(Component data from apps and pages)
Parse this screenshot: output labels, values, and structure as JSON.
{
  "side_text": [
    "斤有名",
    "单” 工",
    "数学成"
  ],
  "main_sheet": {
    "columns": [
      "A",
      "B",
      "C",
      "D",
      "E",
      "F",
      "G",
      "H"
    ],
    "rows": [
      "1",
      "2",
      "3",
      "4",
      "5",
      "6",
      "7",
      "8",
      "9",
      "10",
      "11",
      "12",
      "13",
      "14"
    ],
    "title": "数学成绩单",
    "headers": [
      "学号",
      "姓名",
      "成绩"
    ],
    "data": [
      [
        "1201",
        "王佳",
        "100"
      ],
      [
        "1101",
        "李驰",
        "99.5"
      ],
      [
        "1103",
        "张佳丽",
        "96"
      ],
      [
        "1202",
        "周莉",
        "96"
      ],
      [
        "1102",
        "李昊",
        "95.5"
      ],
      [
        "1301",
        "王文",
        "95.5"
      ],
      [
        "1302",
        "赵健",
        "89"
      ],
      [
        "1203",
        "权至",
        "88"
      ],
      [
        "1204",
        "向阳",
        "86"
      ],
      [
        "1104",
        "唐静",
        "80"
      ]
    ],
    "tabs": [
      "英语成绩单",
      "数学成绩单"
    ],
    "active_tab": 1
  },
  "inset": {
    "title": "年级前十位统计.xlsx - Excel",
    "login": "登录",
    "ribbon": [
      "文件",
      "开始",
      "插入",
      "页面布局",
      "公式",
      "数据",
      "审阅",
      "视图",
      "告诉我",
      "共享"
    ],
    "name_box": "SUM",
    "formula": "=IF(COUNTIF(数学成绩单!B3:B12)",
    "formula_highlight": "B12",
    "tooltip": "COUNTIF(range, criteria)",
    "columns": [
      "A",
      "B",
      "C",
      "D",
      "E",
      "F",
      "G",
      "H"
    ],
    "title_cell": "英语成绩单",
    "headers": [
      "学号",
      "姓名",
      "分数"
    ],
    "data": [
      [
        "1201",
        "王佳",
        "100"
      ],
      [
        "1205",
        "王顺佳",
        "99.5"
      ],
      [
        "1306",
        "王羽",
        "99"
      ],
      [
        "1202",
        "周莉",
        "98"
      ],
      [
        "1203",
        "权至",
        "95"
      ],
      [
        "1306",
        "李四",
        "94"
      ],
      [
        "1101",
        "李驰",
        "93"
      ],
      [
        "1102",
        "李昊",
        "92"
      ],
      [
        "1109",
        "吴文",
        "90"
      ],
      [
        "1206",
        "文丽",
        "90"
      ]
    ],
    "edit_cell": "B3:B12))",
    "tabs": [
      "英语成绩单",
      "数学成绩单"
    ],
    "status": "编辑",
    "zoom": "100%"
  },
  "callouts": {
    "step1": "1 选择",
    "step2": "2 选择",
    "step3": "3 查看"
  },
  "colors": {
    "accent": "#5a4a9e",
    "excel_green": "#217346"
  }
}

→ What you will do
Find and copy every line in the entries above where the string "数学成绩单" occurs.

→ Task response
    "title": "数学成绩单",
      "数学成绩单"
    "formula": "=IF(COUNTIF(数学成绩单!B3:B12)",
      "数学成绩单"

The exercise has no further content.